For chooks ensure they have access to plenty of shade, large containers of water in the shade and wet the dirt in the shade as they will enjoy rooting in the wet ground. You can also offer them ice blocks in the shade and ice cubes in their water.

For larger livestock species, such as cattle, sheep and goats, ensure they always have access to water and shade. Never move them around unnecessarily in the heat of the day and don’t let dogs worry them either.

Horses should also have access to water and shade during the summer, and they shouldn’t be ridden, trained or worked in high temperatures.


  • Panting
  • Seeking a cool/shady spot
  • Excessive salivation
  • Enlarging tongue
  • Red gums/lips
  • Increasing heart rate
  • Anxious or distressed demeanour
  • Staggering

If the animal’s high temperature is not relieved the animal’s condition quickly worsens. The animal may start to display more severe symptoms of heat stress which include:
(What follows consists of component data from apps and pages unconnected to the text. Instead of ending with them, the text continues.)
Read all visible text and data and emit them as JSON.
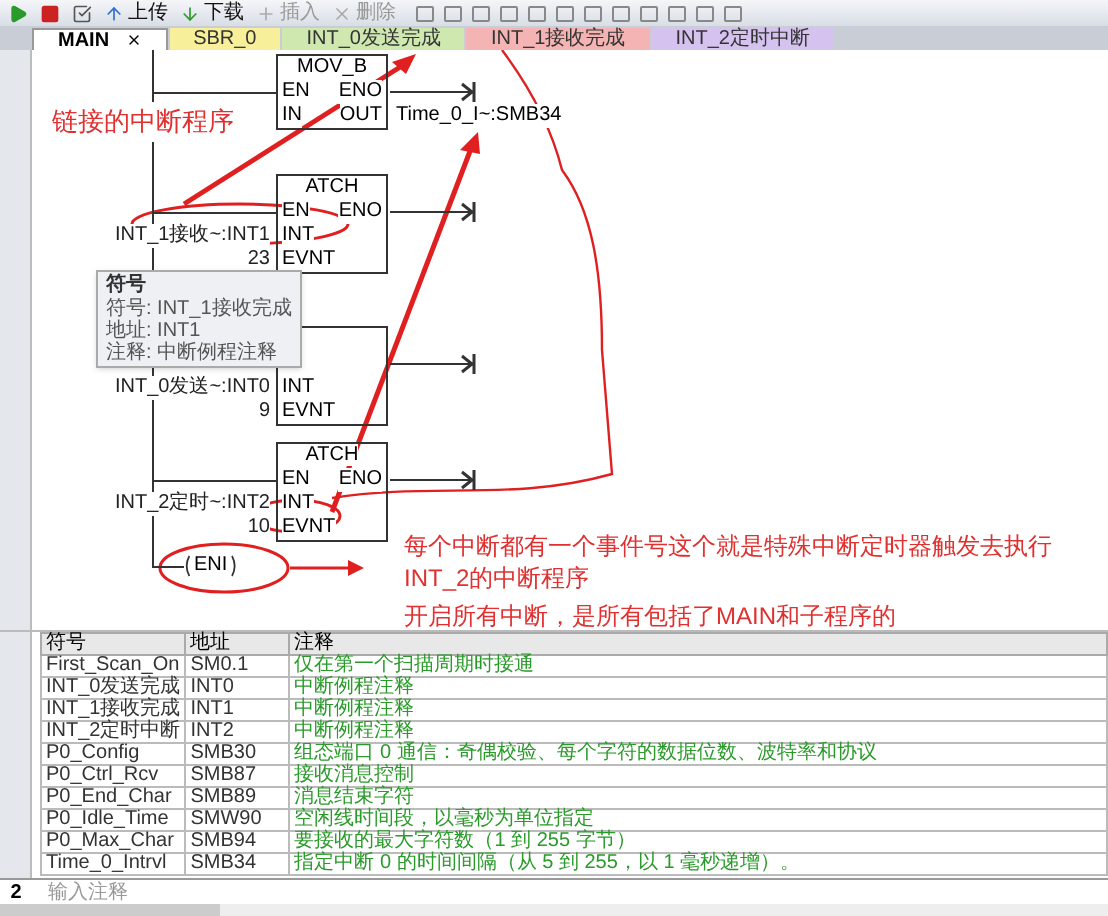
{
  "toolbar": {
    "buttons": [
      {
        "label": "上传",
        "disabled": false
      },
      {
        "label": "下载",
        "disabled": false
      },
      {
        "label": "插入",
        "disabled": true
      },
      {
        "label": "删除",
        "disabled": true
      }
    ]
  },
  "tabs": [
    {
      "label": "MAIN",
      "selected": true,
      "color": "#ffffff",
      "closable": true
    },
    {
      "label": "SBR_0",
      "selected": false,
      "color": "#f7ef9a",
      "closable": false
    },
    {
      "label": "INT_0发送完成",
      "selected": false,
      "color": "#cfe8b0",
      "closable": false
    },
    {
      "label": "INT_1接收完成",
      "selected": false,
      "color": "#f4b4b4",
      "closable": false
    },
    {
      "label": "INT_2定时中断",
      "selected": false,
      "color": "#d6c2ef",
      "closable": false
    }
  ],
  "ladder": {
    "blocks": [
      {
        "title": "MOV_B",
        "rows": [
          {
            "in": "EN",
            "out": "ENO",
            "eno": true
          },
          {
            "in": "IN",
            "out": "OUT",
            "out_operand": "Time_0_I~:SMB34"
          }
        ]
      },
      {
        "title": "ATCH",
        "rows": [
          {
            "in": "EN",
            "out": "ENO",
            "eno": true
          },
          {
            "in": "INT",
            "operand": "INT_1接收~:INT1"
          },
          {
            "in": "EVNT",
            "operand": "23"
          }
        ]
      },
      {
        "rows": [
          {
            "eno": true
          },
          {
            "in": "INT",
            "operand": "INT_0发送~:INT0"
          },
          {
            "in": "EVNT",
            "operand": "9"
          }
        ]
      },
      {
        "title": "ATCH",
        "rows": [
          {
            "in": "EN",
            "out": "ENO",
            "eno": true
          },
          {
            "in": "INT",
            "operand": "INT_2定时~:INT2"
          },
          {
            "in": "EVNT",
            "operand": "10"
          }
        ]
      }
    ],
    "coil": "ENI",
    "tooltip": {
      "title": "符号",
      "lines": [
        "符号: INT_1接收完成",
        "地址: INT1",
        "注释: 中断例程注释"
      ]
    },
    "annotations": [
      "链接的中断程序",
      "每个中断都有一个事件号这个就是特殊中断定时器触发去执行INT_2的中断程序",
      "开启所有中断，是所有包括了MAIN和子程序的"
    ]
  },
  "symbol_table": {
    "columns": [
      "符号",
      "地址",
      "注释"
    ],
    "rows": [
      [
        "First_Scan_On",
        "SM0.1",
        "仅在第一个扫描周期时接通"
      ],
      [
        "INT_0发送完成",
        "INT0",
        "中断例程注释"
      ],
      [
        "INT_1接收完成",
        "INT1",
        "中断例程注释"
      ],
      [
        "INT_2定时中断",
        "INT2",
        "中断例程注释"
      ],
      [
        "P0_Config",
        "SMB30",
        "组态端口 0 通信：奇偶校验、每个字符的数据位数、波特率和协议"
      ],
      [
        "P0_Ctrl_Rcv",
        "SMB87",
        "接收消息控制"
      ],
      [
        "P0_End_Char",
        "SMB89",
        "消息结束字符"
      ],
      [
        "P0_Idle_Time",
        "SMW90",
        "空闲线时间段，以毫秒为单位指定"
      ],
      [
        "P0_Max_Char",
        "SMB94",
        "要接收的最大字符数（1 到 255 字节）"
      ],
      [
        "Time_0_Intrvl",
        "SMB34",
        "指定中断 0 的时间间隔（从 5 到 255，以 1 毫秒递增）。"
      ]
    ]
  },
  "network2": {
    "number": "2",
    "comment": "输入注释"
  }
}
  • Very rapid heart rate
  • Circulation shutdown
  • Trembling/seizures/falling down
  • Respiratory distress
  • Vomit with blood
  • Diarrhoea with blood
  • Coma

If an animal has heat stress, prompt action is needed if a positive outcome is to be achieved. First aid measures should be applied quickly and the animal must then be transported to a veterinarian immediately. Never transport an animal while they are still hot. Cooling them down first is essential. Bathing the animal in cool (not cold) water is one of the best ways to cool them down, or apply ice packs to the groin and underarm area, or place them in front of a fan or in an air conditioned room. The animal should also be offered cool, fresh water to bring their temperature down. Once the animal is cool always take them to the vet as they may have internal damage from the heat stress.